  • ilicco

    “ours is the last generation that will ever get lost”

    – and that will be a BIG shame as i have said for years (ever since missing a flight from Darwin to Bali 18 years ago and had to fly to Singapore and get a 40 hour train ride to get there…)

    you can’t have “an Adventure”…. without having an Adventure…

  • Anne

    Oh ye of little faith. While you may be able to find yourself on a map, you can easily get lost if you don’t know where you’re headed… metaphorically and literally.

  • steve

    Yeah, I intended to address that in the post, Anne, but it was already too long by the time I got to it 🙂

    True, knowing where you’re going in no way prevents us from picking the wrong destination…!

    Also, batteries run out, satnavs break, and gadgets are left on the train…

    The danger is not not getting lost, it’s forgetting to develop spatial thinking, to develop route-memory, to use some intuition and whatnot… I’ll write more about this when I get to the post about Adam Greenfield’s talk. Looking forward to everyone else’s takes on it too!

  • glenn letham

    indeed Steve, the possibilities for the musician are endless… routing, navigation and sharing locations are just the start.
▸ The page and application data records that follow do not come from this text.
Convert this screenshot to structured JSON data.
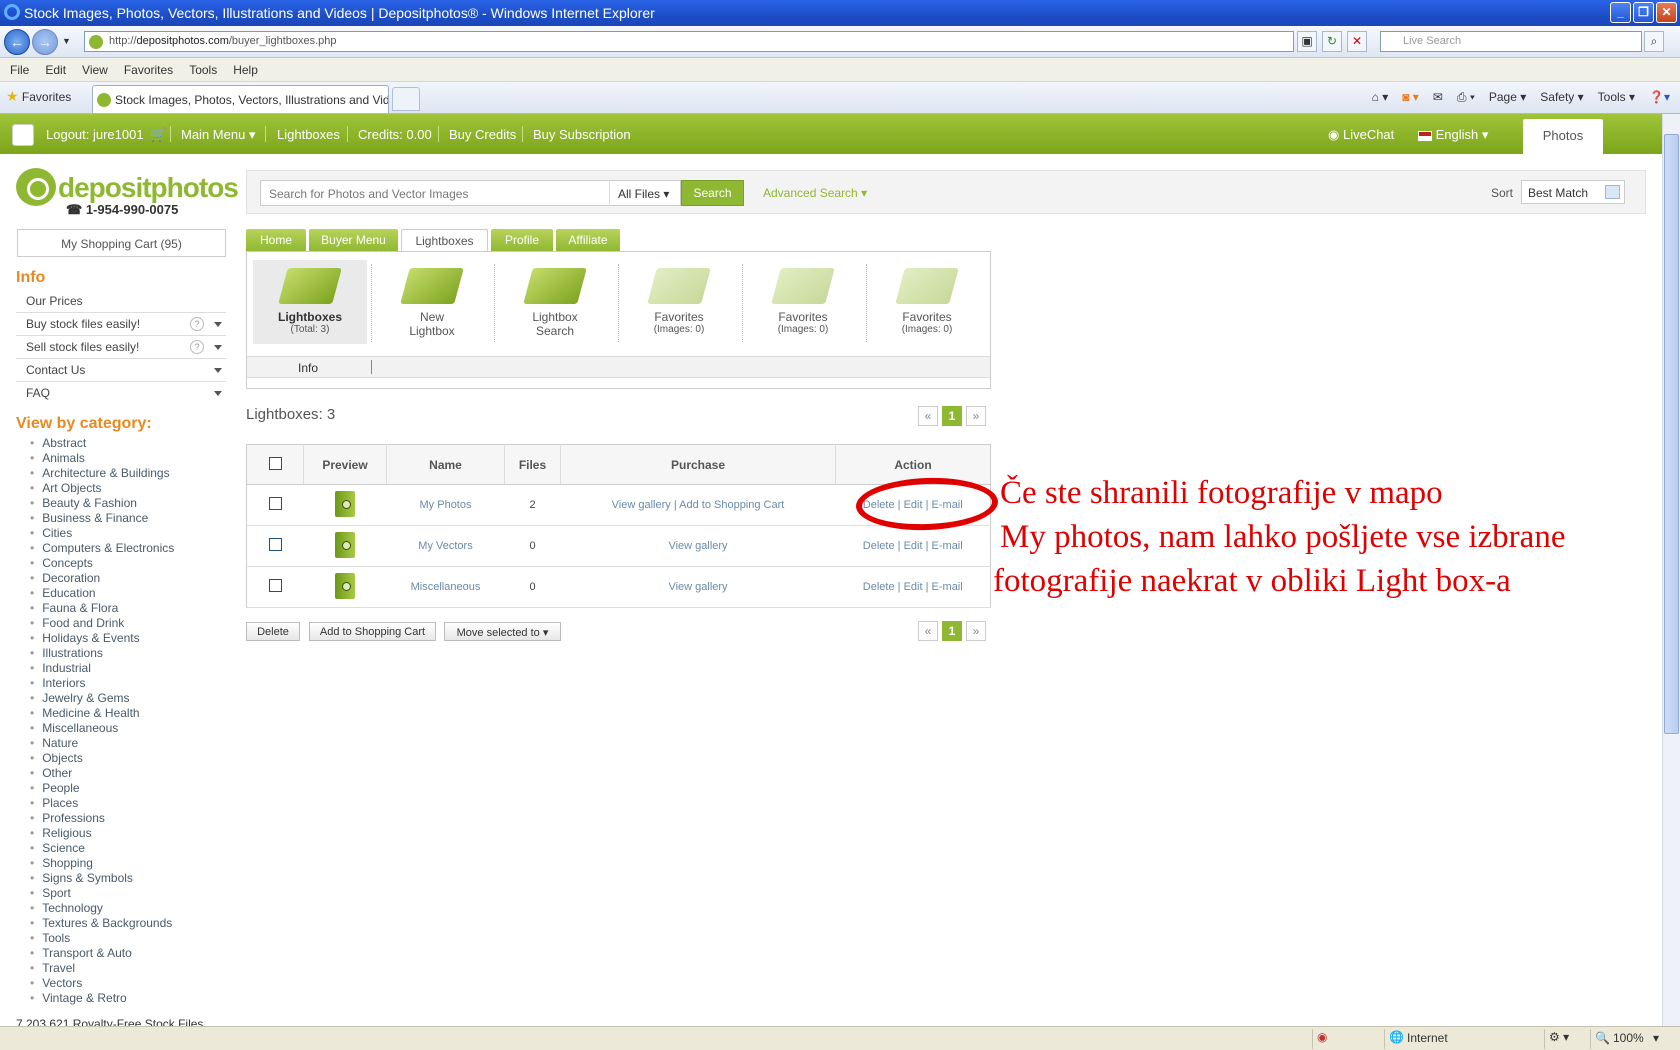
{
  "window": {
    "title": "Stock Images, Photos, Vectors, Illustrations and Videos | Depositphotos® - Windows Internet Explorer"
  },
  "address": {
    "prefix": "http://",
    "host": "depositphotos.com",
    "path": "/buyer_lightboxes.php",
    "search_placeholder": "Live Search"
  },
  "menu": [
    "File",
    "Edit",
    "View",
    "Favorites",
    "Tools",
    "Help"
  ],
  "tabs": {
    "favorites": "Favorites",
    "page_tab": "Stock Images, Photos, Vectors, Illustrations and Vide...",
    "commands": [
      "Page",
      "Safety",
      "Tools"
    ]
  },
  "sitebar": {
    "logout": "Logout: jure1001",
    "main_menu": "Main Menu",
    "lightboxes": "Lightboxes",
    "credits": "Credits: 0.00",
    "buy_credits": "Buy Credits",
    "buy_subscription": "Buy Subscription",
    "livechat": "LiveChat",
    "language": "English",
    "photos_tab": "Photos"
  },
  "sidebar": {
    "brand": "depositphotos",
    "phone": "1-954-990-0075",
    "cart": "My Shopping Cart (95)",
    "info_heading": "Info",
    "info_links": [
      "Our Prices",
      "Buy stock files easily!",
      "Sell stock files easily!",
      "Contact Us",
      "FAQ"
    ],
    "category_heading": "View by category:",
    "categories": [
      "Abstract",
      "Animals",
      "Architecture & Buildings",
      "Art Objects",
      "Beauty & Fashion",
      "Business & Finance",
      "Cities",
      "Computers & Electronics",
      "Concepts",
      "Decoration",
      "Education",
      "Fauna & Flora",
      "Food and Drink",
      "Holidays & Events",
      "Illustrations",
      "Industrial",
      "Interiors",
      "Jewelry & Gems",
      "Medicine & Health",
      "Miscellaneous",
      "Nature",
      "Objects",
      "Other",
      "People",
      "Places",
      "Professions",
      "Religious",
      "Science",
      "Shopping",
      "Signs & Symbols",
      "Sport",
      "Technology",
      "Textures & Backgrounds",
      "Tools",
      "Transport & Auto",
      "Travel",
      "Vectors",
      "Vintage & Retro"
    ],
    "stock_count": "7,203,621 Royalty-Free Stock Files"
  },
  "search": {
    "placeholder": "Search for Photos and Vector Images",
    "filter": "All Files",
    "button": "Search",
    "advanced": "Advanced Search",
    "sort_label": "Sort",
    "sort_value": "Best Match"
  },
  "nav_tabs": [
    "Home",
    "Buyer Menu",
    "Lightboxes",
    "Profile",
    "Affiliate"
  ],
  "tiles": [
    {
      "t1": "Lightboxes",
      "t2": "(Total: 3)"
    },
    {
      "t1": "New",
      "t2": "Lightbox"
    },
    {
      "t1": "Lightbox",
      "t2": "Search"
    },
    {
      "t1": "Favorites",
      "t2": "(Images: 0)"
    },
    {
      "t1": "Favorites",
      "t2": "(Images: 0)"
    },
    {
      "t1": "Favorites",
      "t2": "(Images: 0)"
    }
  ],
  "info_strip": "Info",
  "lightboxes": {
    "count": "Lightboxes: 3",
    "page": "1",
    "prev": "«",
    "next": "»",
    "headers": [
      "Preview",
      "Name",
      "Files",
      "Purchase",
      "Action"
    ],
    "rows": [
      {
        "name": "My Photos",
        "files": "2",
        "view": "View gallery",
        "add": "Add to Shopping Cart",
        "delete": "Delete",
        "edit": "Edit",
        "email": "E-mail"
      },
      {
        "name": "My Vectors",
        "files": "0",
        "view": "View gallery",
        "add": "",
        "delete": "Delete",
        "edit": "Edit",
        "email": "E-mail"
      },
      {
        "name": "Miscellaneous",
        "files": "0",
        "view": "View gallery",
        "add": "",
        "delete": "Delete",
        "edit": "Edit",
        "email": "E-mail"
      }
    ],
    "actions": {
      "delete": "Delete",
      "add_cart": "Add to Shopping Cart",
      "move": "Move selected to"
    }
  },
  "annotation": {
    "line1": "Če ste shranili fotografije v mapo",
    "line2": "My photos, nam lahko pošljete vse izbrane",
    "line3": "fotografije naekrat v obliki Light box-a",
    "color": "#e00000"
  },
  "status": {
    "zone": "Internet",
    "zoom": "100%"
  }
}
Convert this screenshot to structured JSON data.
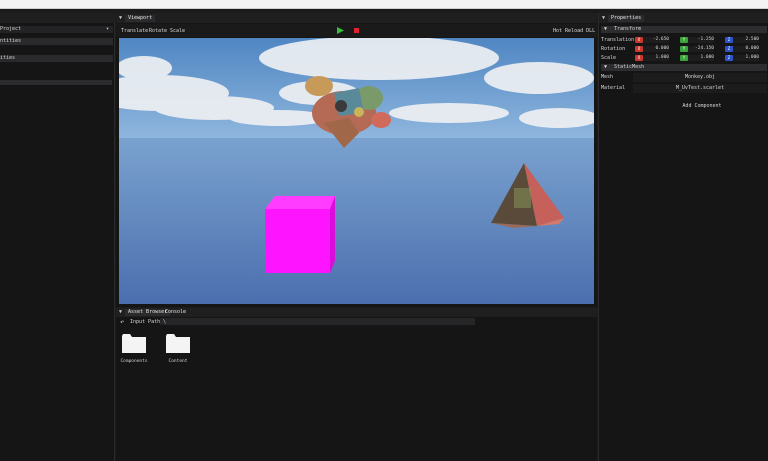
{
  "left_panel": {
    "project_label": "Project",
    "entities_label": "ntities",
    "section2_label": "ities"
  },
  "viewport": {
    "tab": "Viewport",
    "toolbar": {
      "translate": "Translate",
      "rotate": "Rotate",
      "scale": "Scale",
      "hot_reload": "Hot Reload DLL"
    }
  },
  "properties": {
    "tab": "Properties",
    "transform_header": "Transform",
    "rows": [
      {
        "label": "Translation",
        "x": "-2.650",
        "y": "-1.250",
        "z": "2.500"
      },
      {
        "label": "Rotation",
        "x": "0.000",
        "y": "-24.150",
        "z": "0.000"
      },
      {
        "label": "Scale",
        "x": "1.000",
        "y": "1.000",
        "z": "1.000"
      }
    ],
    "axis": {
      "x": "X",
      "y": "Y",
      "z": "Z"
    },
    "static_mesh_header": "StaticMesh",
    "mesh_label": "Mesh",
    "mesh_value": "Monkey.obj",
    "material_label": "Material",
    "material_value": "M_UvTest.scarlet",
    "add_component": "Add Component"
  },
  "bottom": {
    "tabs": {
      "asset_browser": "Asset Browser",
      "console": "Console"
    },
    "input_path_label": "Input Path:",
    "input_path_value": "\\",
    "folders": [
      "Components",
      "Content"
    ]
  },
  "colors": {
    "magenta_cube": "#ff14ff",
    "play": "#35c13a",
    "stop": "#e0232d"
  }
}
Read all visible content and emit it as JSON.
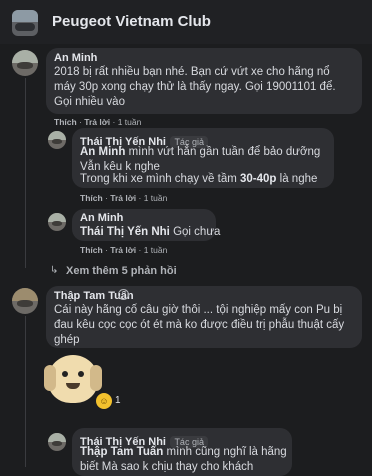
{
  "header": {
    "group_name": "Peugeot Vietnam Club"
  },
  "comments": [
    {
      "author": "An Minh",
      "text": "2018 bị rất nhiều bạn nhé. Bạn cứ vứt xe cho hãng nổ máy 30p xong chạy thử là thấy ngay. Gọi 19001101 để. Gọi nhiều vào",
      "like": "Thích",
      "reply": "Trả lời",
      "time": "1 tuần"
    },
    {
      "author": "Thái Thị Yến Nhi",
      "role": "Tác giả",
      "mention": "An Minh",
      "text": "mình vứt hẳn gần tuần để bảo dưỡng Vẫn kêu k nghe",
      "text2_prefix": "Trong khi xe mình chạy về tầm",
      "text2_bold": "30-40p",
      "text2_suffix": "là nghe",
      "like": "Thích",
      "reply": "Trả lời",
      "time": "1 tuần"
    },
    {
      "author": "An Minh",
      "mention": "Thái Thị Yến Nhi",
      "text": "Gọi chưa",
      "like": "Thích",
      "reply": "Trả lời",
      "time": "1 tuần"
    },
    {
      "more_replies": "Xem thêm 5 phản hồi"
    },
    {
      "author": "Thập Tam Tuấn",
      "text": "Cái này hãng cố câu giờ thôi ... tội nghiệp mấy con Pu bị đau kêu cọc cọc ót ét mà ko được điều trị phẫu thuật cấy ghép",
      "reaction_count": "1"
    },
    {
      "author": "Thái Thị Yến Nhi",
      "role": "Tác giả",
      "mention": "Thập Tam Tuấn",
      "text": "mình cũng nghĩ là hãng biết Mà sao k chịu thay cho khách"
    }
  ]
}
Suggestions for play lists based on your location, offering a coupon or free song based on your location, meeting new friends and expanding your social network based on your location and preference in music… the pieces are there. Then there’s the mobile apps that can listen to a snippet of a song, identify the artist, let you buy the track, provide concert locations near you, and even suggest similar artists that you may like etc… the sky is the limit. thanks for your thoughts man… well done.. Glenn (the geo guy!)
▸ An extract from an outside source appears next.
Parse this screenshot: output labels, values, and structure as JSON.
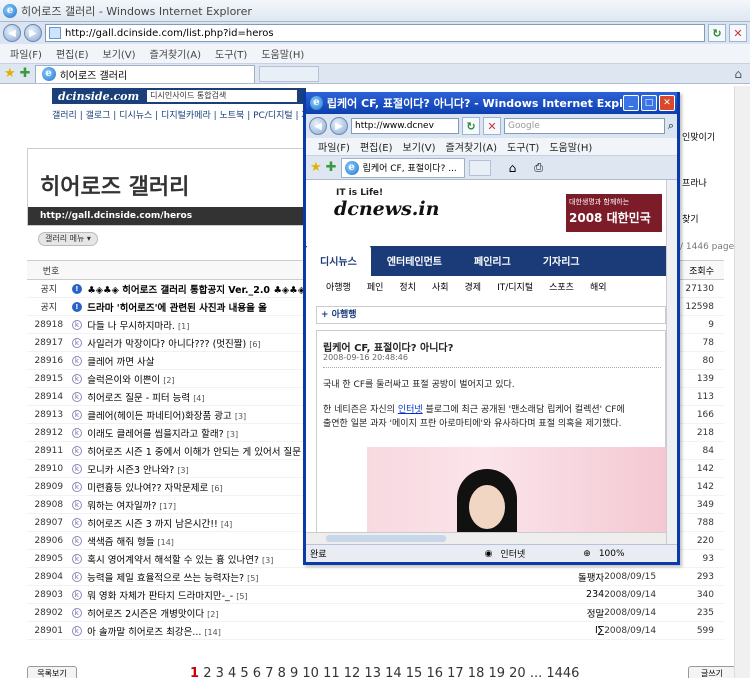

  • Micki Krimmel

    We have all sorts of ways of “getting lost” and we continue to do it no matter what new tools we create to avoid it. That’s the thing about technology. It’s never perfect. It fits right in with the rest of life, dunnit? So toss aside your old man sentimentality and embrace evolution! 😉
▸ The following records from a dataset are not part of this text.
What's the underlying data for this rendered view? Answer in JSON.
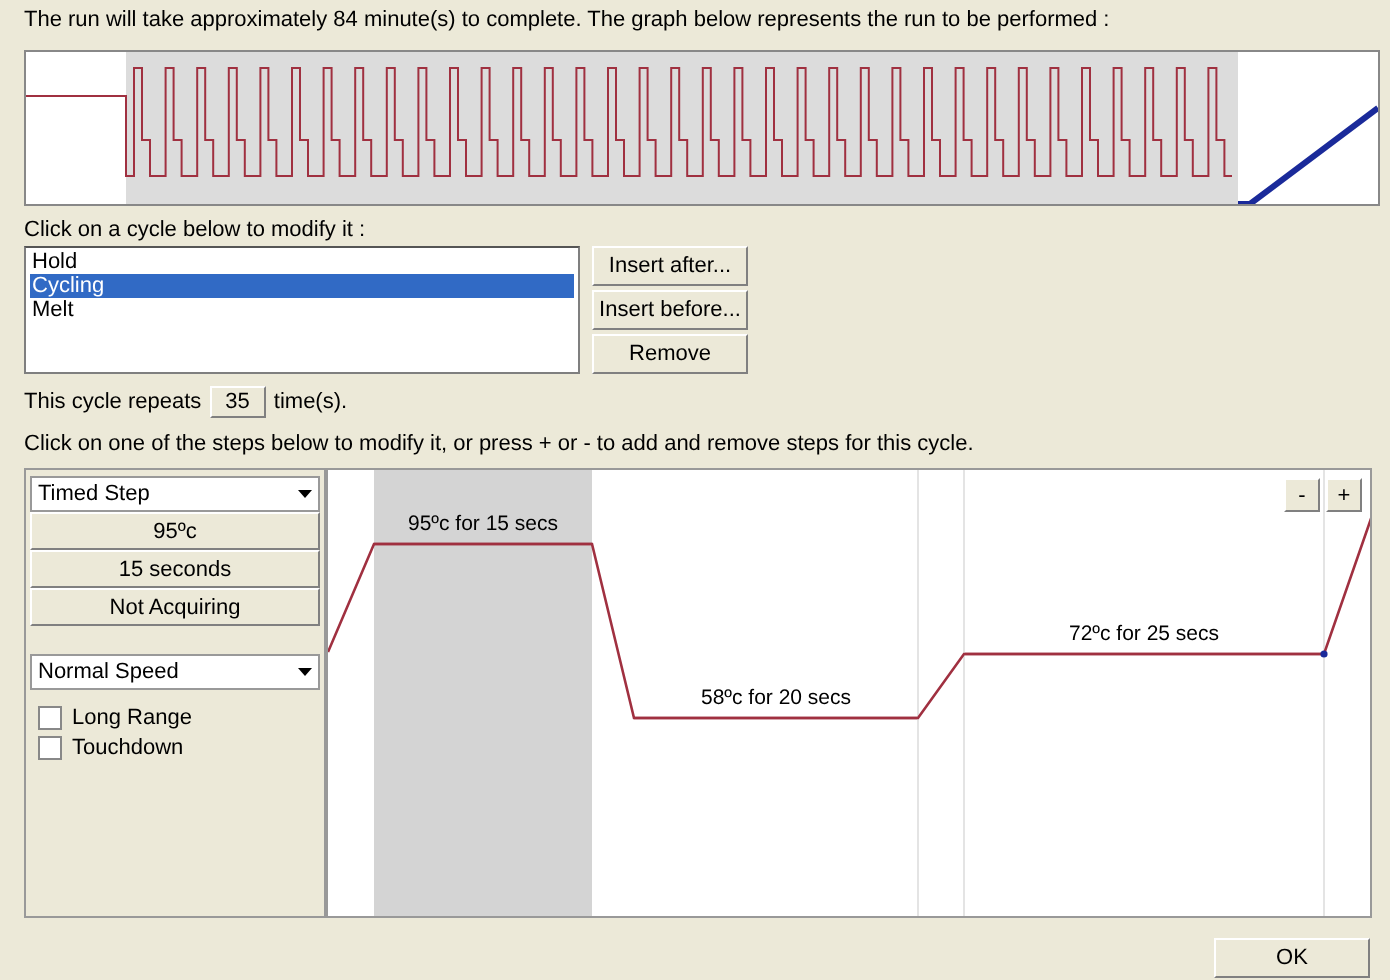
{
  "summary": "The run will take approximately 84 minute(s) to complete. The graph below represents the run to be performed :",
  "cycles_label": "Click on a cycle below to modify it :",
  "cycles": [
    {
      "label": "Hold",
      "selected": false
    },
    {
      "label": "Cycling",
      "selected": true
    },
    {
      "label": "Melt",
      "selected": false
    }
  ],
  "cycle_buttons": [
    "Insert after...",
    "Insert before...",
    "Remove"
  ],
  "repeats": {
    "prefix": "This cycle repeats",
    "value": "35",
    "suffix": "time(s)."
  },
  "steps_hint": "Click on one of the steps below to modify it, or press + or - to add and remove steps for this cycle.",
  "step_settings": {
    "type": "Timed Step",
    "temperature": "95ºc",
    "duration": "15 seconds",
    "acquisition": "Not Acquiring",
    "speed": "Normal Speed",
    "options": [
      {
        "label": "Long Range",
        "checked": false
      },
      {
        "label": "Touchdown",
        "checked": false
      }
    ]
  },
  "steps": [
    {
      "label": "95ºc for 15 secs",
      "selected": true
    },
    {
      "label": "58ºc for 20 secs",
      "selected": false
    },
    {
      "label": "72ºc for 25 secs",
      "selected": false
    }
  ],
  "step_buttons": [
    "-",
    "+"
  ],
  "ok_button": "OK"
}
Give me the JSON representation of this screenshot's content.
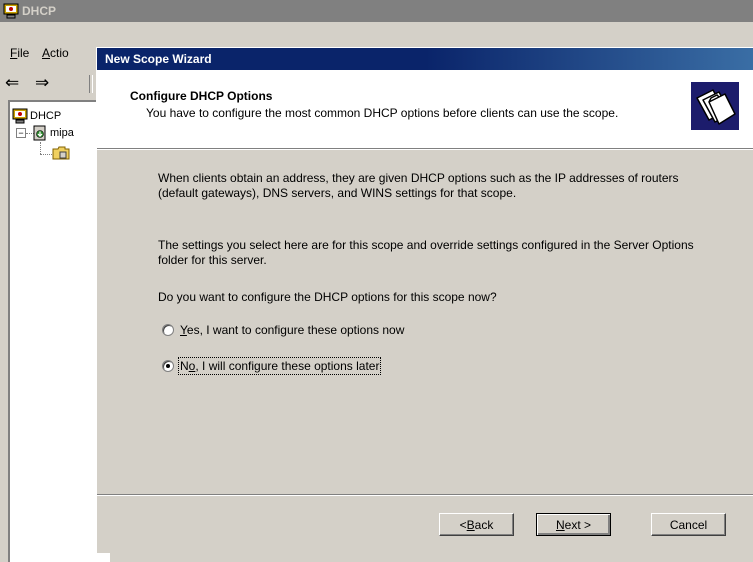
{
  "background_window": {
    "title": "DHCP",
    "menu": [
      {
        "accel": "F",
        "rest": "ile"
      },
      {
        "accel": "A",
        "rest": "ctio"
      }
    ],
    "tree": [
      {
        "label": "DHCP"
      },
      {
        "label": "mipa"
      }
    ]
  },
  "wizard": {
    "title": "New Scope Wizard",
    "header_title": "Configure DHCP Options",
    "header_subtitle": "You have to configure the most common DHCP options before clients can use the scope.",
    "paragraph1": "When clients obtain an address, they are given DHCP options such as the IP addresses of routers (default gateways), DNS servers, and WINS settings for that scope.",
    "paragraph2": "The settings you select here are for this scope and override settings configured in the Server Options folder for this server.",
    "question": "Do you want to configure the DHCP options for this scope now?",
    "options": [
      {
        "accel": "Y",
        "rest": "es, I want to configure these options now",
        "selected": false
      },
      {
        "pre": "N",
        "accel": "o",
        "rest": ", I will configure these options later",
        "selected": true
      }
    ],
    "buttons": {
      "back": {
        "pre": "< ",
        "accel": "B",
        "rest": "ack"
      },
      "next": {
        "accel": "N",
        "rest": "ext >"
      },
      "cancel": "Cancel"
    }
  }
}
  • steve

    haha! thanks Micki, I’m well in touch with my inner ol’-dude 😉

    I’m a very happy ‘n’ satisfied sat-nav owner. We bought one when we had to drive from London to Amsterdam and then to Geneva, before heading back to London, and knew that it would save us money on the trip by a) not getting lost and driving around aimlessly and b) helping us avoid toll roads.

    What it didn’t tell us is that to get to Geneva w/out the toll roads, you need to drive through the effing Alps, down some pretty scary treacherous roads, which at that time of year were covered in snow and had us sliding all over the place praying not to die…

    So I’m sure a GPS/weather/traffic news mashup would kick ass. I think it was Glenn who mentioned that TomTom now have a technology that ‘crowd source’ the speed of traffic from multiple TomTom users… great idea, given the massive fuel wastage that goes on in traffic jams. Shame they don’t reinvest some of the money they’re making into setting up mass transport solutions in LA 😉

    But anyway, you can RFID your keys if you want, I’ll keep playing the ‘where the fuck did I leave my keys?’ game, and trying to remember to put them in the weird hippy hanging pocket thing that’s on the wall behind the door where my wife wisely puts anything I might need on my way out… :p